* _BRIEF_
For the entries below, how many lines include the word "JSON"? Give the figure and nothing more.
· · ·
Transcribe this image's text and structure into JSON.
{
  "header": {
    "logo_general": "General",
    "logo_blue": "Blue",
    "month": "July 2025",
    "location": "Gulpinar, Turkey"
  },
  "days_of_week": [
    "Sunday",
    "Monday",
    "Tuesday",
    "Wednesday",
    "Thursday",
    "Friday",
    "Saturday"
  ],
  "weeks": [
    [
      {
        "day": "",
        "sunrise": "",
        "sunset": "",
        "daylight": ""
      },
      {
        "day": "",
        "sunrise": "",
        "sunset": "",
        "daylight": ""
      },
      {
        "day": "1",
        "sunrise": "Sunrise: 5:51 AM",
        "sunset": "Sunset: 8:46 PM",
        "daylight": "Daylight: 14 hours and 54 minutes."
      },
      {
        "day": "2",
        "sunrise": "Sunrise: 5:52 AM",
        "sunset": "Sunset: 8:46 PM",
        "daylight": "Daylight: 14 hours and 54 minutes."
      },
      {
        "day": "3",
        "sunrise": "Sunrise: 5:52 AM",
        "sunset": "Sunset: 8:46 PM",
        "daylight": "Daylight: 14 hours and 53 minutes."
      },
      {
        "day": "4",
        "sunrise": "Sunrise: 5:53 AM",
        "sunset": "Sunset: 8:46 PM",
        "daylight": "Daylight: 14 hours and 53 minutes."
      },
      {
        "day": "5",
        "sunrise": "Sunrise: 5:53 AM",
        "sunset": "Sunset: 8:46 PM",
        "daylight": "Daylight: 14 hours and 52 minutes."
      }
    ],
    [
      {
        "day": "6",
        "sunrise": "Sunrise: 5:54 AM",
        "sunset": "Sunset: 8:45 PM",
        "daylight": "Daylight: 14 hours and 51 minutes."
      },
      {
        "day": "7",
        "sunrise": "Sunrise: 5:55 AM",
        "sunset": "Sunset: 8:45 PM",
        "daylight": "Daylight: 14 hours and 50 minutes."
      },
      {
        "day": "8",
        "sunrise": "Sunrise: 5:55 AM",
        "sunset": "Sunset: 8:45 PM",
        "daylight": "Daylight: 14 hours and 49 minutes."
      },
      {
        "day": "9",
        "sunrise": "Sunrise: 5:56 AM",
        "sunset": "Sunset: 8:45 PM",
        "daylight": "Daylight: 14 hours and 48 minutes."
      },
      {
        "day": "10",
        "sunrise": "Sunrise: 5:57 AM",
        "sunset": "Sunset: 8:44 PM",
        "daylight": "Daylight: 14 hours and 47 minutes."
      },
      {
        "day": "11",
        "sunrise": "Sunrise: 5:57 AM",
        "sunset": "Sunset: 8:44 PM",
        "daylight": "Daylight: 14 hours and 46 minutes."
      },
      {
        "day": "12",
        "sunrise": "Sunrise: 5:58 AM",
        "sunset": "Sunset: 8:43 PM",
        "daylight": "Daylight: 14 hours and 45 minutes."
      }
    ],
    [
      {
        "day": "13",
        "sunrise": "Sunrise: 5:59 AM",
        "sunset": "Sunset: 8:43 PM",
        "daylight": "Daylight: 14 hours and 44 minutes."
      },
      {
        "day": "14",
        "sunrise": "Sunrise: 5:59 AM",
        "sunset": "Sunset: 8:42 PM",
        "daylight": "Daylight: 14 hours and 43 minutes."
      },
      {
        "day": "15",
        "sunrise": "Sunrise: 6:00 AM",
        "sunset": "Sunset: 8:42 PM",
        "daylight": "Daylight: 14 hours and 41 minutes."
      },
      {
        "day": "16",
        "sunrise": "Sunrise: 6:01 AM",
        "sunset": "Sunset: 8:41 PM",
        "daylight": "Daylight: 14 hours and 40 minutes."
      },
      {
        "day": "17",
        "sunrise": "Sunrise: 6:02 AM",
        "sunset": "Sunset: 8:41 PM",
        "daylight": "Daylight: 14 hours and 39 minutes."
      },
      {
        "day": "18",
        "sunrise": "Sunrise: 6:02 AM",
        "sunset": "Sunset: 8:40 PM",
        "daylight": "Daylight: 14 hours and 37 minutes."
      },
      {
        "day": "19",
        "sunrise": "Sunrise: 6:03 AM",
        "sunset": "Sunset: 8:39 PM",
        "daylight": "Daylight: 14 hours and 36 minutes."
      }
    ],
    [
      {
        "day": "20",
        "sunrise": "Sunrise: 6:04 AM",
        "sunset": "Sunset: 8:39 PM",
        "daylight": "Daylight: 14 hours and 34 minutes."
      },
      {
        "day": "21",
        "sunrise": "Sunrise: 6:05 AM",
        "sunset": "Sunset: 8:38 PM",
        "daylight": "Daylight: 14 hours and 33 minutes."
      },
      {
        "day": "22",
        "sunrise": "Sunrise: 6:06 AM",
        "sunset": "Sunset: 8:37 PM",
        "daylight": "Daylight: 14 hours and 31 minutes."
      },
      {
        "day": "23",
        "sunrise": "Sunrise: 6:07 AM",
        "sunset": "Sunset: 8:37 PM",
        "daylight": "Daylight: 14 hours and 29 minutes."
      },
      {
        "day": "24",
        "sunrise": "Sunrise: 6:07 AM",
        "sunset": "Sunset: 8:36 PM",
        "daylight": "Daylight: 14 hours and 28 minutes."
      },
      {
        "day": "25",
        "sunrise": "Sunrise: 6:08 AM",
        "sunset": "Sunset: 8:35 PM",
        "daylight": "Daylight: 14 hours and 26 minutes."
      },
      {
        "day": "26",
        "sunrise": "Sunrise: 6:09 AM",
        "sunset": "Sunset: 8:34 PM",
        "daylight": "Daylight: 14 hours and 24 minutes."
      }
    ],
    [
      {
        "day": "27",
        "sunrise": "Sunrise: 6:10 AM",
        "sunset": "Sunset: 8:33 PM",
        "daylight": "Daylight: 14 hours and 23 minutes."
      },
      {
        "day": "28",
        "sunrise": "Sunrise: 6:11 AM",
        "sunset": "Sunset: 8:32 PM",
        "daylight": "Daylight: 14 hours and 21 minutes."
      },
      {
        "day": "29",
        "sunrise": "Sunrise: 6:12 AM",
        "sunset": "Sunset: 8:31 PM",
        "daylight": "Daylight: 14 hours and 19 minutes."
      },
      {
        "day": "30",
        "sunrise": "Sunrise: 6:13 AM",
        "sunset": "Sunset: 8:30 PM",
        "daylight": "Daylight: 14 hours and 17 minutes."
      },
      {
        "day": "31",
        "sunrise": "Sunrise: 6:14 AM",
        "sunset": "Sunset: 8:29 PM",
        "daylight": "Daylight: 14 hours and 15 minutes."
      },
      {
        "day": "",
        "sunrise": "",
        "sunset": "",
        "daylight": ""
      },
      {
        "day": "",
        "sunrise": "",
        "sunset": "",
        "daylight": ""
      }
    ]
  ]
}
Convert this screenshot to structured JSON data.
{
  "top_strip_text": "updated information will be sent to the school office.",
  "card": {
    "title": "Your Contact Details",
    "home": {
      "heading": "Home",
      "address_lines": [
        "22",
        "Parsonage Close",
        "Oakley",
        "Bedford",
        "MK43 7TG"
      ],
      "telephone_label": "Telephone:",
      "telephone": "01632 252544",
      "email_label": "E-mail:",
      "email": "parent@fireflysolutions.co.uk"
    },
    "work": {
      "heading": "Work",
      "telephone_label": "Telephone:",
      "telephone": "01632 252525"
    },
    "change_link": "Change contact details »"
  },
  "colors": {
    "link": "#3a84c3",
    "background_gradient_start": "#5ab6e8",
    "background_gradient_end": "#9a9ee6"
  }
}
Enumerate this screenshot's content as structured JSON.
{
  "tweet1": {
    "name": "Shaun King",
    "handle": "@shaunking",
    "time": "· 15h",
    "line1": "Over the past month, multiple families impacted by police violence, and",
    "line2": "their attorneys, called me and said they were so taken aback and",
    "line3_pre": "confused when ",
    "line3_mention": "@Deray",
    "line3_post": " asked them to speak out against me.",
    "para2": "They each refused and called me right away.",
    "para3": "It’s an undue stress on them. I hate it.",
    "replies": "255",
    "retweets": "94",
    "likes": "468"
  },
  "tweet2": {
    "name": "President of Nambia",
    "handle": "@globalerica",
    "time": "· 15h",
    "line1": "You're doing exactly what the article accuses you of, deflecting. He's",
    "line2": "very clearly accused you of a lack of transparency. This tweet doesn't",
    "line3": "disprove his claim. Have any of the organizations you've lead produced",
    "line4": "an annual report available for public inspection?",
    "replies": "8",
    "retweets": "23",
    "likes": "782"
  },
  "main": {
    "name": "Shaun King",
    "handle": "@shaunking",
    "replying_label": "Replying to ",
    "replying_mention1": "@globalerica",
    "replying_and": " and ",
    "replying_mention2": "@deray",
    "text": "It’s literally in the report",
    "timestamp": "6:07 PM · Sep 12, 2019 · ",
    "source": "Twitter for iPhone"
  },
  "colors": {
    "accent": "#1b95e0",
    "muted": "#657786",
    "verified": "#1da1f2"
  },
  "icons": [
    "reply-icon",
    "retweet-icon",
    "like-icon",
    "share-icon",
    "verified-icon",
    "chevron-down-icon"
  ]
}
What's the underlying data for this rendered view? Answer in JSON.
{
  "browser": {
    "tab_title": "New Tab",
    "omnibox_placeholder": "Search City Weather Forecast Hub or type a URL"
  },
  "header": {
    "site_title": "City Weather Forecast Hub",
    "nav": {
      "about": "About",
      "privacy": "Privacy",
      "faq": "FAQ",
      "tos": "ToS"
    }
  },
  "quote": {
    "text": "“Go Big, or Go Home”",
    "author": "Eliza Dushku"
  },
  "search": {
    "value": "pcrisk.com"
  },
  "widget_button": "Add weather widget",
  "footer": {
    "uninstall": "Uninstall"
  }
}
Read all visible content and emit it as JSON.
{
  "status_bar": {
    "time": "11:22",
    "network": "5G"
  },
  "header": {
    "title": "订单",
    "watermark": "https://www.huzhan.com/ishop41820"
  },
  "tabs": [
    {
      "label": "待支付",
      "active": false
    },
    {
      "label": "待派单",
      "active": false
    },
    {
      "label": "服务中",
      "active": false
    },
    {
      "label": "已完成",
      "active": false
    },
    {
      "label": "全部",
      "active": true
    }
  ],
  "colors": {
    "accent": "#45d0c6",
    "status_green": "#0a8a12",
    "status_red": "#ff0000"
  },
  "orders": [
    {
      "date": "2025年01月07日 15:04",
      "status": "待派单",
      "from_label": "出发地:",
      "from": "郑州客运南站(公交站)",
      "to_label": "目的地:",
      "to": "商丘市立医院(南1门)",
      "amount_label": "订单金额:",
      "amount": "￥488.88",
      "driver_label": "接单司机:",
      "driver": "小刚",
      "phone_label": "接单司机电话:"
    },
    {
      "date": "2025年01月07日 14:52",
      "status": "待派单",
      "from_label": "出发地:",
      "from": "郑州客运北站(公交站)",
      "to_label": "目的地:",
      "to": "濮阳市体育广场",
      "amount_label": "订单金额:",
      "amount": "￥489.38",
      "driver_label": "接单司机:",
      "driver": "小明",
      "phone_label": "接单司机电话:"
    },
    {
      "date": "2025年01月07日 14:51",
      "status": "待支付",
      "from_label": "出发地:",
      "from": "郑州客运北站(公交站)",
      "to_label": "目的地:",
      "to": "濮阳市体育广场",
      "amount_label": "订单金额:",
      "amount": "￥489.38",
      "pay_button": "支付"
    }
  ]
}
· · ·
* _RESULT OF THIS EXERCISE_
5